    “how to get a baby to urinate on the street between parked cars.” !?!?! Okay I for one know that I would be a little upset if I thought I just stepped into a regular "puddle" that turned out to be pee and then traced that pee on the bottom of my shoes into my car and possibly my house. Plus, sorry, but what if little man gets his pee on someone’s car on accident? Is the parent prepared with water and a sponge to clean said pee off of car? I doubt it. Also, wouldn’t it teach some children that they can pretty much pee just about anywhere they want outside? In the woods might be one thing, but out in public in a parking lot or at the park?! We are a more densely populated Earth. Some parents really need to think about the health hazards this would produce. Our urine is a product of waste from our bodies filled with bacteria, and so is poop! Accidents happen when teaching children how to use the toliet, but that quoted statement is a bit much. Dog owners are required to pick up their dogs waste and don’t let dogs pee anywhere they please. I hope these parents pratice the same methods. Not between cars.

  6. Amy says:

    I read about this shortly after I had my baby girl, and it sounded like a fleeting fancy, a lot of trouble, and a mess waiting to happen. I went with cloth. When I mentioned elimination conversation to Daddy, he laughed and said, "okay, we’re not doing that, are we?" And when I said "no" he said "good." I’m all for natural and earth-wise, but I think this is one I can do without.

Advertisement
[x]
×

EverydayFamily.com Week-by-Week Newsletter

Receive weekly updates on your pregnancy or new baby’s development as well as Free Stuff, Special Offers, Product Samples, Coupons, Checklists and Tools you can use today, and more from EverydayFamily! Plus all new members are entered to win FREE diapers for a year! Receive weekly updates on your pregnancy or new baby’s development as well as Free Stuff, Special Offers, Product Samples, Coupons, Checklists and Tools you can use today, and more from EverydayFamily! Plus all new members are entered to win FREE diapers for a year!

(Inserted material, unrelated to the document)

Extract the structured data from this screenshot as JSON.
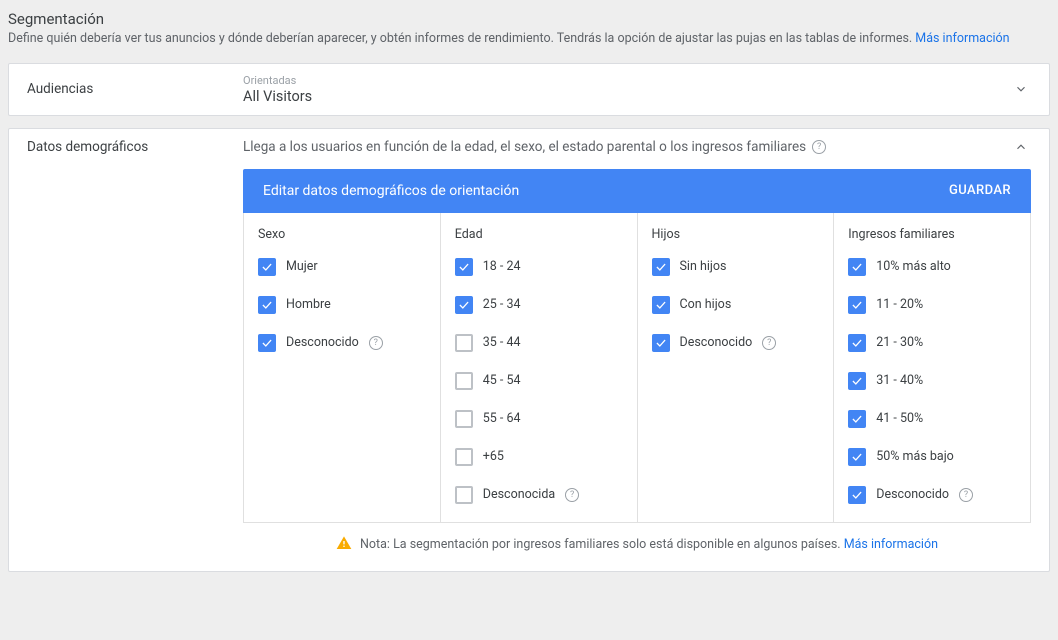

Due Date or Baby's Birth Date


By clicking the "Join Now" button you are agreeing to the terms of use and privacy policy.

Send this to a friend